  • The purpose of the new Home Office guidance is to clarify what employers need to do now, in advance of proposed legislative changes, to comply with the Convention and the lessons learned from the judgement.
  • Under the new advice, the present SPL/TSL rules remain valid, but the new Home Office advice is based upon the principle that "everyone has the right to respect for his private and family life, his home and his correspondence" established by the European Convention on Human Rights. It may not therefore be sufficient simply to warn employees that their phone calls at work may be recorded or monitored in order to remove their expectation of privacy. This is because it is not reasonable to assume that people at work will never make or receive calls touching on personal and domestic matters. One lesson to be drawn from the judgement is that there is a legitimate expectation of privacy for such calls.
  • This means that there has to be some way in which employees at work can make or receive personal calls that will not be recorded or monitored.

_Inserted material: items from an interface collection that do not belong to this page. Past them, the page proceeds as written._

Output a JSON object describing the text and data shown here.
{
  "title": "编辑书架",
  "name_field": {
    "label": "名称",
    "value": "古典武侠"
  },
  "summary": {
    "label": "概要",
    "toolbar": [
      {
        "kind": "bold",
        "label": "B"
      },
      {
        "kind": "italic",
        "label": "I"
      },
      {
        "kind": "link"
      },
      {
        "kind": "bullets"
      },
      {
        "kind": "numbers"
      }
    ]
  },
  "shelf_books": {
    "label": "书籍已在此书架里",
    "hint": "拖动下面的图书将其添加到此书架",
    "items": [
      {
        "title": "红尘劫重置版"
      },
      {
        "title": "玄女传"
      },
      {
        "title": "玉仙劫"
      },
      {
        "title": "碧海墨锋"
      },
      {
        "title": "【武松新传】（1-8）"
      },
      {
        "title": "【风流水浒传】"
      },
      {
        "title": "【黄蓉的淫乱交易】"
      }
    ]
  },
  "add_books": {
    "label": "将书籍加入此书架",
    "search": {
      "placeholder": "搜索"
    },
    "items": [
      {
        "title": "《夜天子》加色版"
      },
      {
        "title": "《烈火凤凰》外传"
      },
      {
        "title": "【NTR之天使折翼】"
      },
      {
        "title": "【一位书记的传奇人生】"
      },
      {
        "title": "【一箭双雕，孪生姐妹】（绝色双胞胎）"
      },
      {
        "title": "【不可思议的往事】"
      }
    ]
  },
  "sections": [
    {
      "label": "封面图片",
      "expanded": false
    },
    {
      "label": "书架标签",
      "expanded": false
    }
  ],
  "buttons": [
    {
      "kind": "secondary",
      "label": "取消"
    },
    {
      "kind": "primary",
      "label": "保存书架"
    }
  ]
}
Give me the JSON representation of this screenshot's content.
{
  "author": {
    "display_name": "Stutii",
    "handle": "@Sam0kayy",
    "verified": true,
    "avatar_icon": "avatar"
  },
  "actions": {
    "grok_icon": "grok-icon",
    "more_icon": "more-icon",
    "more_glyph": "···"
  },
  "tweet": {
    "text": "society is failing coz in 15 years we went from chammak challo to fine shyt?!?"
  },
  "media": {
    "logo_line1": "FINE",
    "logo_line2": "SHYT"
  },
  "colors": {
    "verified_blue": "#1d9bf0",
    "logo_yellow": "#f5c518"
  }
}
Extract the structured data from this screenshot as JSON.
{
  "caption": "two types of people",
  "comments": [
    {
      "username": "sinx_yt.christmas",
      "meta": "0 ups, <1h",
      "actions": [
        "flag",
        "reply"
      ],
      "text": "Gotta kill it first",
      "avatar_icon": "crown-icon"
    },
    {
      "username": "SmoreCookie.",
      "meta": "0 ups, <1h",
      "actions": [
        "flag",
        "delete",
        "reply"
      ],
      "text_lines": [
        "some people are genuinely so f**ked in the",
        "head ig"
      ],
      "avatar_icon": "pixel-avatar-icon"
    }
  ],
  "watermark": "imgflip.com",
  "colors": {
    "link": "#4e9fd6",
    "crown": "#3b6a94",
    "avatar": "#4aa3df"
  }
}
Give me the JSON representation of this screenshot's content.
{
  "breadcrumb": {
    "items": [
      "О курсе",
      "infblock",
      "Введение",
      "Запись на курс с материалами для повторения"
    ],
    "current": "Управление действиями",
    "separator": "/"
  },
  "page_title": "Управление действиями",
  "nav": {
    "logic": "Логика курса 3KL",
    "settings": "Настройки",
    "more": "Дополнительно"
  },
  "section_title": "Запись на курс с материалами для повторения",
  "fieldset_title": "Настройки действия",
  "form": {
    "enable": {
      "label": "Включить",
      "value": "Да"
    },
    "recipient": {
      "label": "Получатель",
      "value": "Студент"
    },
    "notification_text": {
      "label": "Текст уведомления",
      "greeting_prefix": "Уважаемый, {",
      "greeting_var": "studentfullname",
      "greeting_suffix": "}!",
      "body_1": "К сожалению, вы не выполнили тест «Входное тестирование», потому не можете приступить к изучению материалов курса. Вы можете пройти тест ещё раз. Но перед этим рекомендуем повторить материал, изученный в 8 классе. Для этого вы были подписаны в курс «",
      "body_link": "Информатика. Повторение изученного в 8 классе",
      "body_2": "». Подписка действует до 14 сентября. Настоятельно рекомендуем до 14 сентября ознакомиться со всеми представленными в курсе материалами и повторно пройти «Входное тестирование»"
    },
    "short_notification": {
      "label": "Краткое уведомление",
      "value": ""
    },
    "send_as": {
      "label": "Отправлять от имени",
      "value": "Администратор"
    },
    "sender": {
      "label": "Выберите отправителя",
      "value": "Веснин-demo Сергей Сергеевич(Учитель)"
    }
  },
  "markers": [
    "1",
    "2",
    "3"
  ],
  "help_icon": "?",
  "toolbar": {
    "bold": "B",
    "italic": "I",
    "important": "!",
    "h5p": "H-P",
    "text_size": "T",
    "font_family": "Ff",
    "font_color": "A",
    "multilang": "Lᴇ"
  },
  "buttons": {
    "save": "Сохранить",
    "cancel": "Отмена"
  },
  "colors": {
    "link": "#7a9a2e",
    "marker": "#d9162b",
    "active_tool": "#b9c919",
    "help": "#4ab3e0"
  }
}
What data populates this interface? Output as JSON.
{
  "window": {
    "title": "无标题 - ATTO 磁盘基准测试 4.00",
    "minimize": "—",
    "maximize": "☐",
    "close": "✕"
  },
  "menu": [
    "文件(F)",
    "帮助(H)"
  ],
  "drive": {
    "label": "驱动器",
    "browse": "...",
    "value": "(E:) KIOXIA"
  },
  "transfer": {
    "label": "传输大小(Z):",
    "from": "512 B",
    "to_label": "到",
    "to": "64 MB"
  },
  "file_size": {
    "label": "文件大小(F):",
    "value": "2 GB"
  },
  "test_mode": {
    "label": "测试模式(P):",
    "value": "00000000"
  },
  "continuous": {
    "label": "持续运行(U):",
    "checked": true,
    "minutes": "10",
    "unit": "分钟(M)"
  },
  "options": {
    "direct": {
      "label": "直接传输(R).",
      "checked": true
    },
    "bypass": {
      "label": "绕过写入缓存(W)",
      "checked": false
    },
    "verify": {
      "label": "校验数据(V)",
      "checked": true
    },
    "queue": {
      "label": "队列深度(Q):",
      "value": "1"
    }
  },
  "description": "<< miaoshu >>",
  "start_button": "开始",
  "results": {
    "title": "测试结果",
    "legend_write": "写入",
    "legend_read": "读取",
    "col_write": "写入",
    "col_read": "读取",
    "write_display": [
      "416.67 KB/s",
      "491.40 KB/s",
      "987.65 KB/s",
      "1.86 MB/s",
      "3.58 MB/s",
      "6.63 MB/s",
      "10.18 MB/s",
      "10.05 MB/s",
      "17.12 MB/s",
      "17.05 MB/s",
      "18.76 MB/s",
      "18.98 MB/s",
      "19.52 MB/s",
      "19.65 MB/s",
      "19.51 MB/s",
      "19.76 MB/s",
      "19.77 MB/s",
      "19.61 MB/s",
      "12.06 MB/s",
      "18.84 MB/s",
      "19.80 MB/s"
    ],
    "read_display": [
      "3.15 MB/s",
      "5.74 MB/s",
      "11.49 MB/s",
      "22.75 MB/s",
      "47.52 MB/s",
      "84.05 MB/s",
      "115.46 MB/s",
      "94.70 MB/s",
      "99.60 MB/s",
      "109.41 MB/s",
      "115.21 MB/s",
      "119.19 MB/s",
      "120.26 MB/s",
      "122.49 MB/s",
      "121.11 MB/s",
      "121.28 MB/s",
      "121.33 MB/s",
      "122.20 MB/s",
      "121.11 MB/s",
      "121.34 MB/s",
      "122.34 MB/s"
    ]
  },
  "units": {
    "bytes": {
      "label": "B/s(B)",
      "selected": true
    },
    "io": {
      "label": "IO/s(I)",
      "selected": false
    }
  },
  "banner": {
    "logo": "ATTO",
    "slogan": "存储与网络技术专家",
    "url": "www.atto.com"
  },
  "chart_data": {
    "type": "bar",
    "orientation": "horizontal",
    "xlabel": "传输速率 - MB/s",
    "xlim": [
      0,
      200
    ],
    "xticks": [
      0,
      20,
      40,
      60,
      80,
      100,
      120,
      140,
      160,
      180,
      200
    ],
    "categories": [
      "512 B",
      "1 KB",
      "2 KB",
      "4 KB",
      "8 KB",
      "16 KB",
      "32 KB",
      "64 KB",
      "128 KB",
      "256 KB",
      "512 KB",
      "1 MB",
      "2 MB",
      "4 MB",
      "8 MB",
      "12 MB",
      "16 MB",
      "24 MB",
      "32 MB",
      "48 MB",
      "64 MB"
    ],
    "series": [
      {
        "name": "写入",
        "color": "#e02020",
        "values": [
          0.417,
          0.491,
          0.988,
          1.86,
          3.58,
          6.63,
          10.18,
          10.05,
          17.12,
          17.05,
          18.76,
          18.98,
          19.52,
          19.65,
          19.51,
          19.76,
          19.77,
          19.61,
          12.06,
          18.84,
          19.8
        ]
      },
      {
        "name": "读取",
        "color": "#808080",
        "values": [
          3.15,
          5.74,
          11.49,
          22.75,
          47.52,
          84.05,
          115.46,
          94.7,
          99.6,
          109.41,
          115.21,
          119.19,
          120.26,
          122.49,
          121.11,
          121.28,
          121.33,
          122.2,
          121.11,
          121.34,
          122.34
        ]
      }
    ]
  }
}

The circular suggests that one way of doing this would be for an employer to provide adequate access to payphones in the workplace with an undertaking that they will not be subject to any form of recording or monitoring. However this is not the only way of meeting this objective. The key issue is that there are some lines at work which members of staff can use for private calls secure in the confidence that calls made from them will not be recorded or monitored.
  • It is equally important that employees continue to be informed that recording or monitoring may take place on official work phones, as already required by the SPL/TSL. The main reason for this is that once there has been a clear explanation that calls made on a particular system may be recorded or monitored, anyone making calls on that system is acknowledging the possibility that those calls may be recorded or monitored. This can be interpreted as implied consent and removes the expectation of privacy. As Ofcom has previously advised, the necessary information can be given within a work environment in a number of ways including terms and conditions of employment, staff notices, posters and global e-mails.
  • External callers also need to be advised of the possibility of recording or monitoring. Companies have devised a number of appropriate ways to meet this requirement, including the use warnings in advertising and customer literature.
  • Although it may not be a strict legal necessity, it is certainly good practice to explain to staff why their calls might be recorded or monitored. Moreover this will offer a higher degree of protection in the case of a legal challenge. Employers should develop guidelines covering their policy on recording and monitoring in the workplace and the use they will make of the material derived from it.
  • It is however advisable to restrict recording and monitoring activities to situations where they are both absolutely necessary and proportionate to the problem to be overcome. For example, misuse of office phones could be detected by an itemised call record, which is less intrusive than recording or monitoring of the actual calls.
  • In conclusion, the main lessons to be drawn are that employees in the workplace are entitled to privacy for any personal calls they may make; that their expectation of privacy for work-related calls must be removed by adequate warning and that where their privacy is affected it must be for some purpose which is both reasonable and proportionate.